▶ What you have to do
Please retype the records below exactly, omitting any images.
==== Task input
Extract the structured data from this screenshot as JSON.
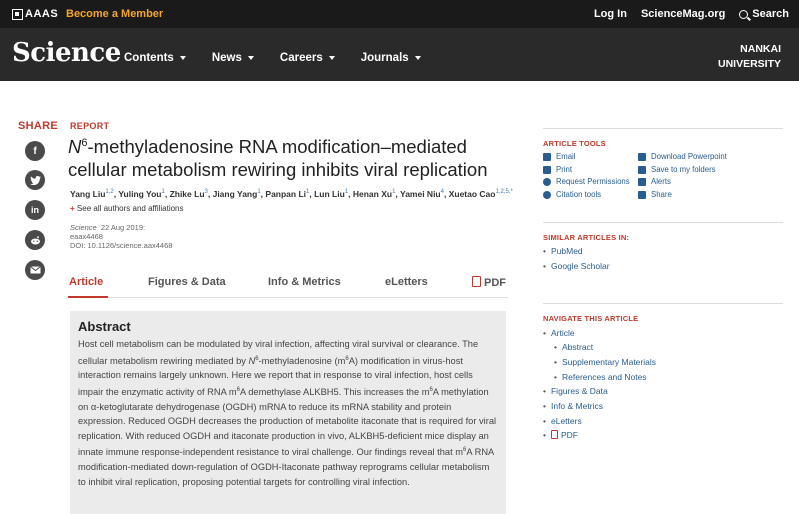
{
  "topbar": {
    "brand": "AAAS",
    "become_member": "Become a Member",
    "login": "Log In",
    "site": "ScienceMag.org",
    "search": "Search"
  },
  "nav": {
    "logo": "Science",
    "menu": [
      "Contents",
      "News",
      "Careers",
      "Journals"
    ],
    "institution_line1": "NANKAI",
    "institution_line2": "UNIVERSITY"
  },
  "share": {
    "label": "SHARE",
    "icons": [
      "facebook-icon",
      "twitter-icon",
      "linkedin-icon",
      "reddit-icon",
      "email-icon"
    ]
  },
  "article": {
    "type": "REPORT",
    "title_n": "N",
    "title_sup": "6",
    "title_rest_line1": "-methyladenosine RNA modification–mediated",
    "title_line2": "cellular metabolism rewiring inhibits viral replication",
    "authors": [
      {
        "name": "Yang Liu",
        "sup": "1,2"
      },
      {
        "name": "Yuling You",
        "sup": "1"
      },
      {
        "name": "Zhike Lu",
        "sup": "3"
      },
      {
        "name": "Jiang Yang",
        "sup": "1"
      },
      {
        "name": "Panpan Li",
        "sup": "1"
      },
      {
        "name": "Lun Liu",
        "sup": "1"
      },
      {
        "name": "Henan Xu",
        "sup": "1"
      },
      {
        "name": "Yamei Niu",
        "sup": "4"
      },
      {
        "name": "Xuetao Cao",
        "sup": "1,2,5,*"
      }
    ],
    "see_all": "See all authors and affiliations",
    "journal": "Science",
    "date": "22 Aug 2019:",
    "article_id": "eaax4468",
    "doi": "DOI: 10.1126/science.aax4468"
  },
  "tabs": {
    "article": "Article",
    "figures": "Figures & Data",
    "info": "Info & Metrics",
    "eletters": "eLetters",
    "pdf": "PDF"
  },
  "abstract": {
    "heading": "Abstract",
    "p1": "Host cell metabolism can be modulated by viral infection, affecting viral survival or clearance. The cellular metabolism rewiring mediated by ",
    "p1_n": "N",
    "p1_sup": "6",
    "p1_b": "-methyladenosine (m",
    "p1_sup2": "6",
    "p1_c": "A) modification in virus-host interaction remains largely unknown. Here we report that in response to viral infection, host cells impair the enzymatic activity of RNA m",
    "p1_sup3": "6",
    "p1_d": "A demethylase ALKBH5. This increases the m",
    "p1_sup4": "6",
    "p1_e": "A methylation on α-ketoglutarate dehydrogenase (OGDH) mRNA to reduce its mRNA stability and protein expression. Reduced OGDH decreases the production of metabolite itaconate that is required for viral replication. With reduced OGDH and itaconate production in vivo, ALKBH5-deficient mice display an innate immune response-independent resistance to viral challenge. Our findings reveal that m",
    "p1_sup5": "6",
    "p1_f": "A RNA modification-mediated down-regulation of OGDH-Itaconate pathway reprograms cellular metabolism to inhibit viral replication, proposing potential targets for controlling viral infection."
  },
  "sidebar": {
    "tools_heading": "ARTICLE TOOLS",
    "tools_left": [
      "Email",
      "Print",
      "Request Permissions",
      "Citation tools"
    ],
    "tools_right": [
      "Download Powerpoint",
      "Save to my folders",
      "Alerts",
      "Share"
    ],
    "similar_heading": "SIMILAR ARTICLES IN:",
    "similar": [
      "PubMed",
      "Google Scholar"
    ],
    "navigate_heading": "NAVIGATE THIS ARTICLE",
    "navigate": [
      {
        "label": "Article",
        "indent": false
      },
      {
        "label": "Abstract",
        "indent": true
      },
      {
        "label": "Supplementary Materials",
        "indent": true
      },
      {
        "label": "References and Notes",
        "indent": true
      },
      {
        "label": "Figures & Data",
        "indent": false
      },
      {
        "label": "Info & Metrics",
        "indent": false
      },
      {
        "label": "eLetters",
        "indent": false
      },
      {
        "label": "PDF",
        "indent": false
      }
    ]
  },
  "colors": {
    "accent_red": "#c0392b",
    "link_blue": "#2a5d8f",
    "member_orange": "#f5a623"
  }
}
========
▶ Response to the exercise
Extract the structured data from this screenshot as JSON.
{
  "topbar": {
    "brand": "AAAS",
    "become_member": "Become a Member",
    "login": "Log In",
    "site": "ScienceMag.org",
    "search": "Search"
  },
  "nav": {
    "logo": "Science",
    "menu": [
      "Contents",
      "News",
      "Careers",
      "Journals"
    ],
    "institution_line1": "NANKAI",
    "institution_line2": "UNIVERSITY"
  },
  "share": {
    "label": "SHARE",
    "icons": [
      "facebook-icon",
      "twitter-icon",
      "linkedin-icon",
      "reddit-icon",
      "email-icon"
    ]
  },
  "article": {
    "type": "REPORT",
    "title_n": "N",
    "title_sup": "6",
    "title_rest_line1": "-methyladenosine RNA modification–mediated",
    "title_line2": "cellular metabolism rewiring inhibits viral replication",
    "authors": [
      {
        "name": "Yang Liu",
        "sup": "1,2"
      },
      {
        "name": "Yuling You",
        "sup": "1"
      },
      {
        "name": "Zhike Lu",
        "sup": "3"
      },
      {
        "name": "Jiang Yang",
        "sup": "1"
      },
      {
        "name": "Panpan Li",
        "sup": "1"
      },
      {
        "name": "Lun Liu",
        "sup": "1"
      },
      {
        "name": "Henan Xu",
        "sup": "1"
      },
      {
        "name": "Yamei Niu",
        "sup": "4"
      },
      {
        "name": "Xuetao Cao",
        "sup": "1,2,5,*"
      }
    ],
    "see_all": "See all authors and affiliations",
    "journal": "Science",
    "date": "22 Aug 2019:",
    "article_id": "eaax4468",
    "doi": "DOI: 10.1126/science.aax4468"
  },
  "tabs": {
    "article": "Article",
    "figures": "Figures & Data",
    "info": "Info & Metrics",
    "eletters": "eLetters",
    "pdf": "PDF"
  },
  "abstract": {
    "heading": "Abstract",
    "p1": "Host cell metabolism can be modulated by viral infection, affecting viral survival or clearance. The cellular metabolism rewiring mediated by ",
    "p1_n": "N",
    "p1_sup": "6",
    "p1_b": "-methyladenosine (m",
    "p1_sup2": "6",
    "p1_c": "A) modification in virus-host interaction remains largely unknown. Here we report that in response to viral infection, host cells impair the enzymatic activity of RNA m",
    "p1_sup3": "6",
    "p1_d": "A demethylase ALKBH5. This increases the m",
    "p1_sup4": "6",
    "p1_e": "A methylation on α-ketoglutarate dehydrogenase (OGDH) mRNA to reduce its mRNA stability and protein expression. Reduced OGDH decreases the production of metabolite itaconate that is required for viral replication. With reduced OGDH and itaconate production in vivo, ALKBH5-deficient mice display an innate immune response-independent resistance to viral challenge. Our findings reveal that m",
    "p1_sup5": "6",
    "p1_f": "A RNA modification-mediated down-regulation of OGDH-Itaconate pathway reprograms cellular metabolism to inhibit viral replication, proposing potential targets for controlling viral infection."
  },
  "sidebar": {
    "tools_heading": "ARTICLE TOOLS",
    "tools_left": [
      "Email",
      "Print",
      "Request Permissions",
      "Citation tools"
    ],
    "tools_right": [
      "Download Powerpoint",
      "Save to my folders",
      "Alerts",
      "Share"
    ],
    "similar_heading": "SIMILAR ARTICLES IN:",
    "similar": [
      "PubMed",
      "Google Scholar"
    ],
    "navigate_heading": "NAVIGATE THIS ARTICLE",
    "navigate": [
      {
        "label": "Article",
        "indent": false
      },
      {
        "label": "Abstract",
        "indent": true
      },
      {
        "label": "Supplementary Materials",
        "indent": true
      },
      {
        "label": "References and Notes",
        "indent": true
      },
      {
        "label": "Figures & Data",
        "indent": false
      },
      {
        "label": "Info & Metrics",
        "indent": false
      },
      {
        "label": "eLetters",
        "indent": false
      },
      {
        "label": "PDF",
        "indent": false
      }
    ]
  },
  "colors": {
    "accent_red": "#c0392b",
    "link_blue": "#2a5d8f",
    "member_orange": "#f5a623"
  }
}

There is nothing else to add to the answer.